===== Dataset excerpts =====

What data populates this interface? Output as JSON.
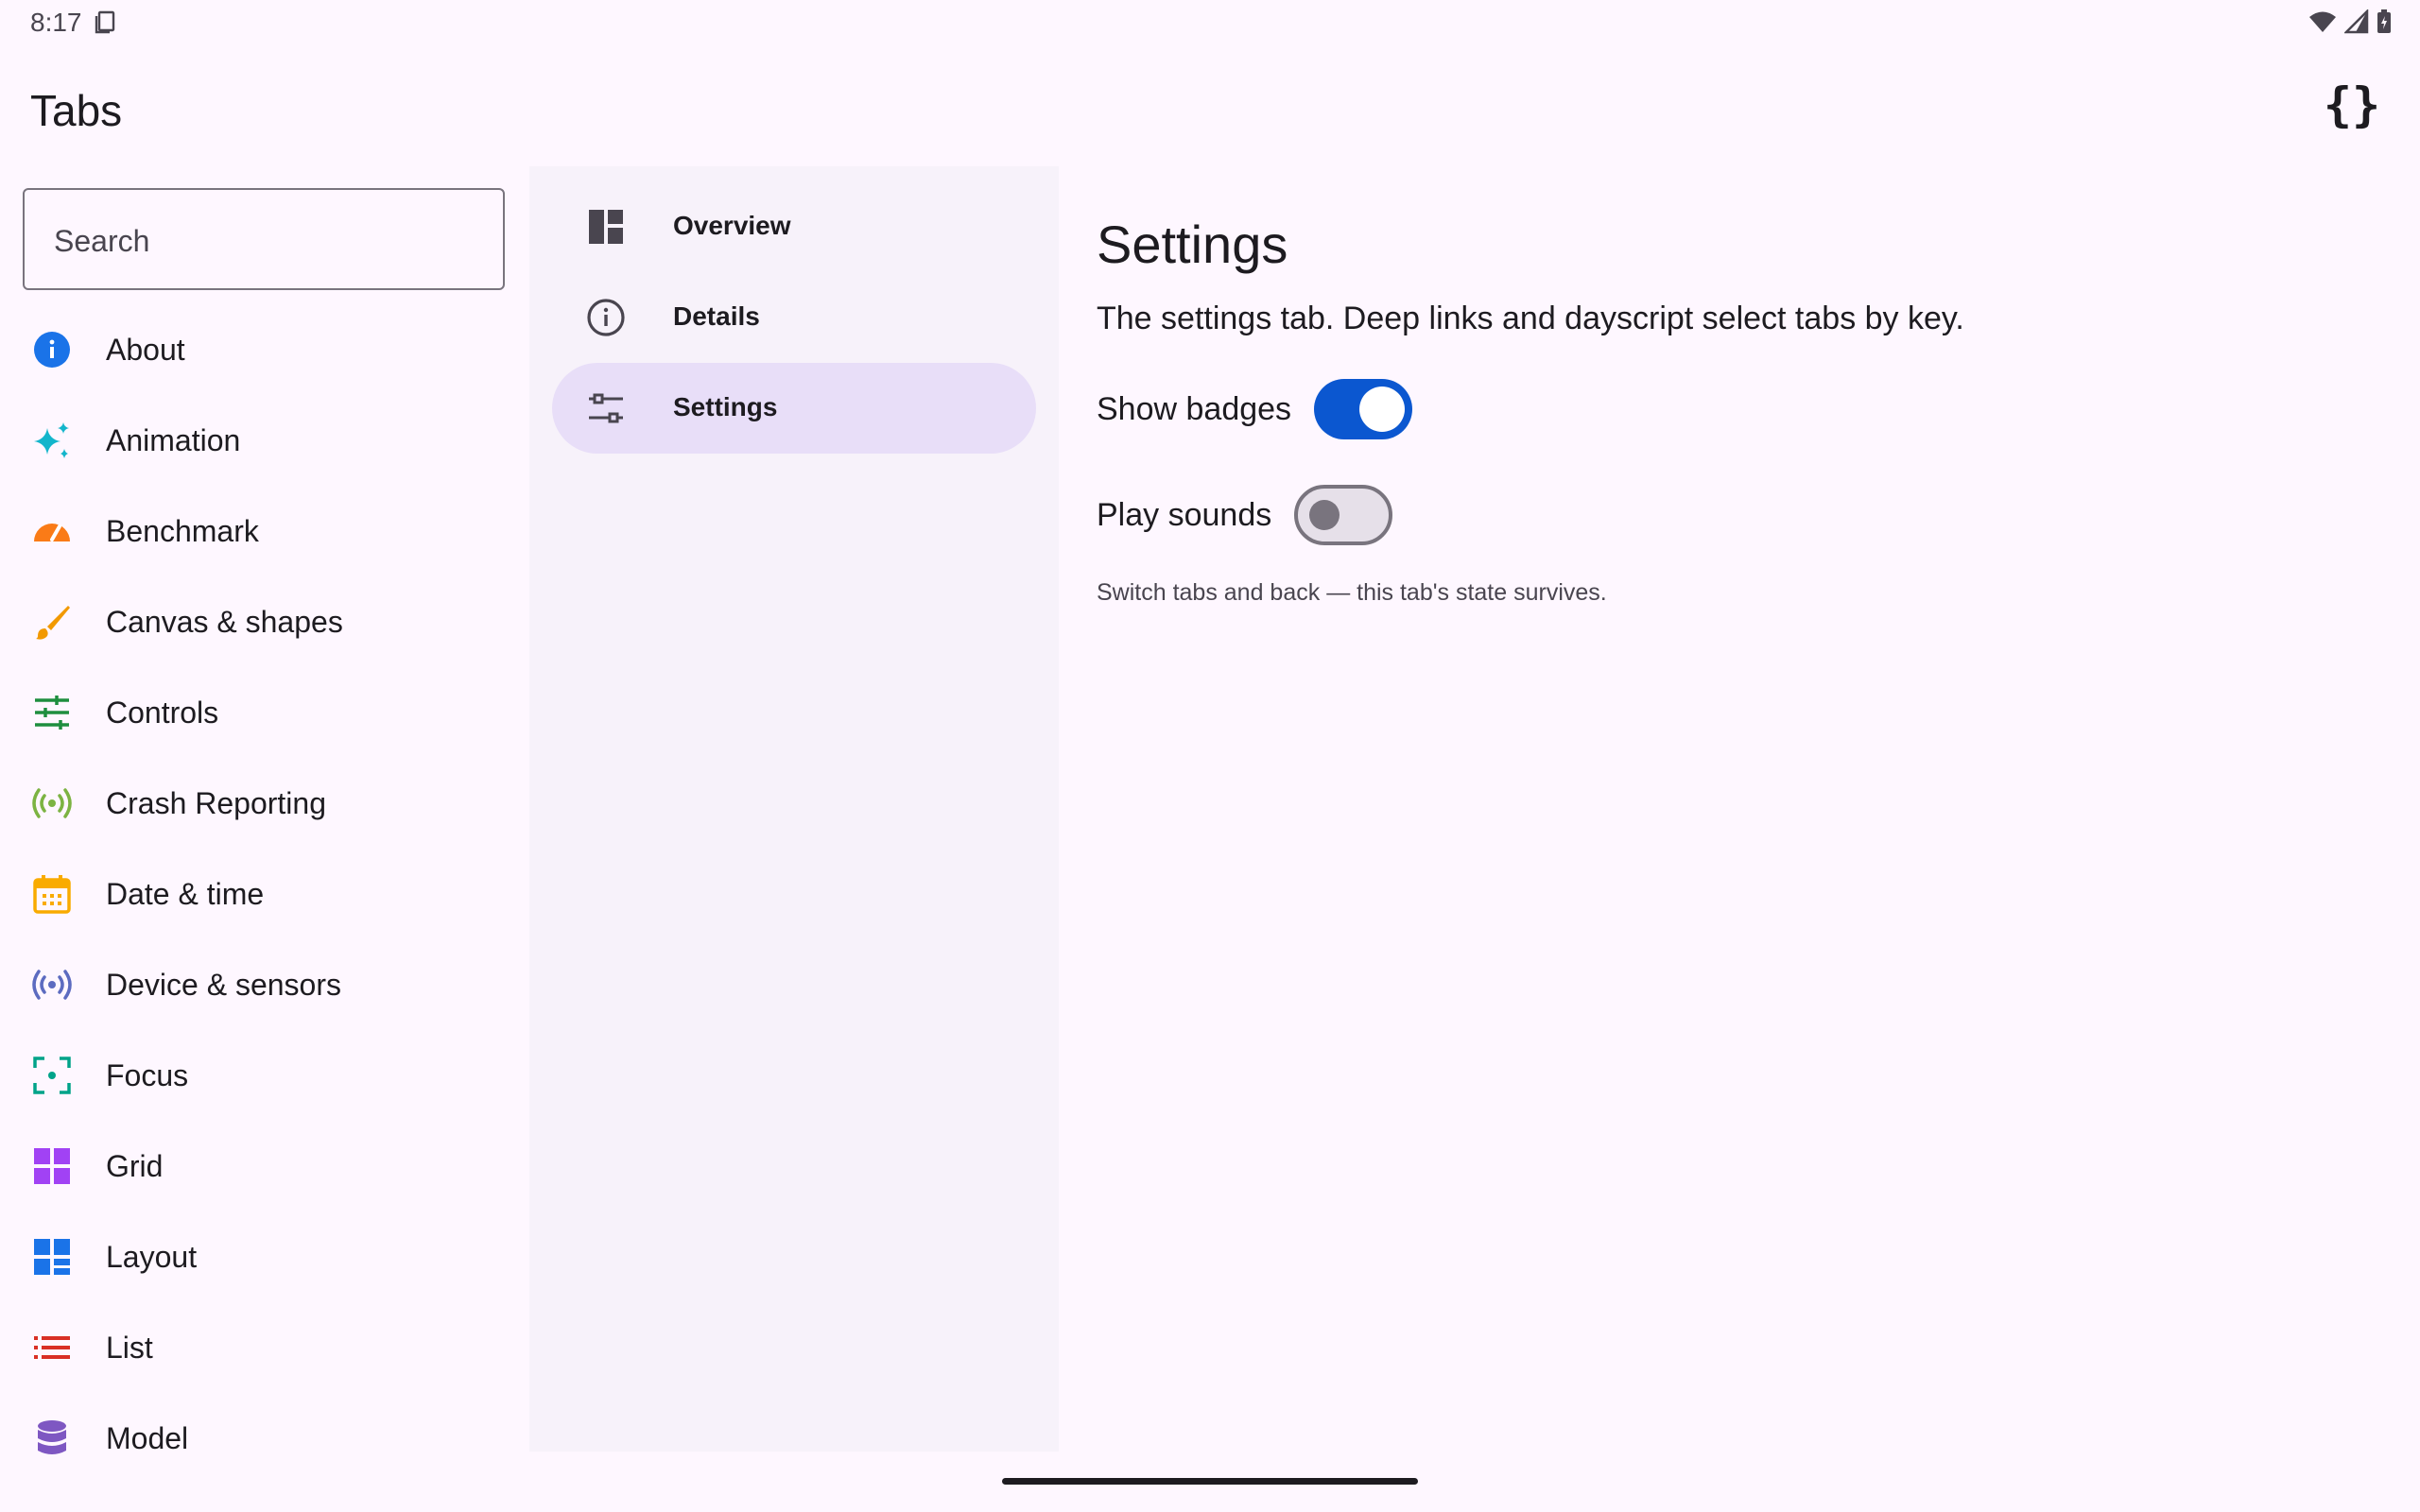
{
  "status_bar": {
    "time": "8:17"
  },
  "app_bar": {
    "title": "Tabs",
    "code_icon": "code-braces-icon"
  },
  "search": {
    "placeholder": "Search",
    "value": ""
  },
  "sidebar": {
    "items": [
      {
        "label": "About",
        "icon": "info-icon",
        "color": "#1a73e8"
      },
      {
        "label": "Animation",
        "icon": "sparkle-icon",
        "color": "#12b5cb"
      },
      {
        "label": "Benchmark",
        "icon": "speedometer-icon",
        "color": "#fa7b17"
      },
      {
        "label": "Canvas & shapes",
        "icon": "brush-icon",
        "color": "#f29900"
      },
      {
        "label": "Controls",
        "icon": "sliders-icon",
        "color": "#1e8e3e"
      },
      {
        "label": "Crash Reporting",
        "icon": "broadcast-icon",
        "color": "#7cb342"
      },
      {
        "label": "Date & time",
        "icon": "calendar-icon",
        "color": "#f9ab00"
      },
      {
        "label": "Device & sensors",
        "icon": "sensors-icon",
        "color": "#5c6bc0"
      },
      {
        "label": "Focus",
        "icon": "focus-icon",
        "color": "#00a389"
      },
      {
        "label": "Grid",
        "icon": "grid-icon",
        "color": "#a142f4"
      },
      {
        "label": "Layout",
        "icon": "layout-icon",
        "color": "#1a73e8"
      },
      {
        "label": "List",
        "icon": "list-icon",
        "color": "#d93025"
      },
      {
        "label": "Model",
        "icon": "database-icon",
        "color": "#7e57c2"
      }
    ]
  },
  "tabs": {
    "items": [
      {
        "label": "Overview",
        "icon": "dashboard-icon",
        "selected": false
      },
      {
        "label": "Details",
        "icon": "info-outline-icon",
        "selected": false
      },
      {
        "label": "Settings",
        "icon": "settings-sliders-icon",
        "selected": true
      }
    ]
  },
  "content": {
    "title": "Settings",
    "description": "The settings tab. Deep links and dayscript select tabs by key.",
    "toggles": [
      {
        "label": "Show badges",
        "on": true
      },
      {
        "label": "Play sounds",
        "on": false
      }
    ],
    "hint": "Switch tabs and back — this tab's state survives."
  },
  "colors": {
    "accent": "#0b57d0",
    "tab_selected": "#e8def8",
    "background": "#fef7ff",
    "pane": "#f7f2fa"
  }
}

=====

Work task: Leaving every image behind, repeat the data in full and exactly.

The answer:
What data populates this interface? Output as JSON.
{
  "status_bar": {
    "time": "8:17"
  },
  "app_bar": {
    "title": "Tabs",
    "code_icon": "code-braces-icon"
  },
  "search": {
    "placeholder": "Search",
    "value": ""
  },
  "sidebar": {
    "items": [
      {
        "label": "About",
        "icon": "info-icon",
        "color": "#1a73e8"
      },
      {
        "label": "Animation",
        "icon": "sparkle-icon",
        "color": "#12b5cb"
      },
      {
        "label": "Benchmark",
        "icon": "speedometer-icon",
        "color": "#fa7b17"
      },
      {
        "label": "Canvas & shapes",
        "icon": "brush-icon",
        "color": "#f29900"
      },
      {
        "label": "Controls",
        "icon": "sliders-icon",
        "color": "#1e8e3e"
      },
      {
        "label": "Crash Reporting",
        "icon": "broadcast-icon",
        "color": "#7cb342"
      },
      {
        "label": "Date & time",
        "icon": "calendar-icon",
        "color": "#f9ab00"
      },
      {
        "label": "Device & sensors",
        "icon": "sensors-icon",
        "color": "#5c6bc0"
      },
      {
        "label": "Focus",
        "icon": "focus-icon",
        "color": "#00a389"
      },
      {
        "label": "Grid",
        "icon": "grid-icon",
        "color": "#a142f4"
      },
      {
        "label": "Layout",
        "icon": "layout-icon",
        "color": "#1a73e8"
      },
      {
        "label": "List",
        "icon": "list-icon",
        "color": "#d93025"
      },
      {
        "label": "Model",
        "icon": "database-icon",
        "color": "#7e57c2"
      }
    ]
  },
  "tabs": {
    "items": [
      {
        "label": "Overview",
        "icon": "dashboard-icon",
        "selected": false
      },
      {
        "label": "Details",
        "icon": "info-outline-icon",
        "selected": false
      },
      {
        "label": "Settings",
        "icon": "settings-sliders-icon",
        "selected": true
      }
    ]
  },
  "content": {
    "title": "Settings",
    "description": "The settings tab. Deep links and dayscript select tabs by key.",
    "toggles": [
      {
        "label": "Show badges",
        "on": true
      },
      {
        "label": "Play sounds",
        "on": false
      }
    ],
    "hint": "Switch tabs and back — this tab's state survives."
  },
  "colors": {
    "accent": "#0b57d0",
    "tab_selected": "#e8def8",
    "background": "#fef7ff",
    "pane": "#f7f2fa"
  }
}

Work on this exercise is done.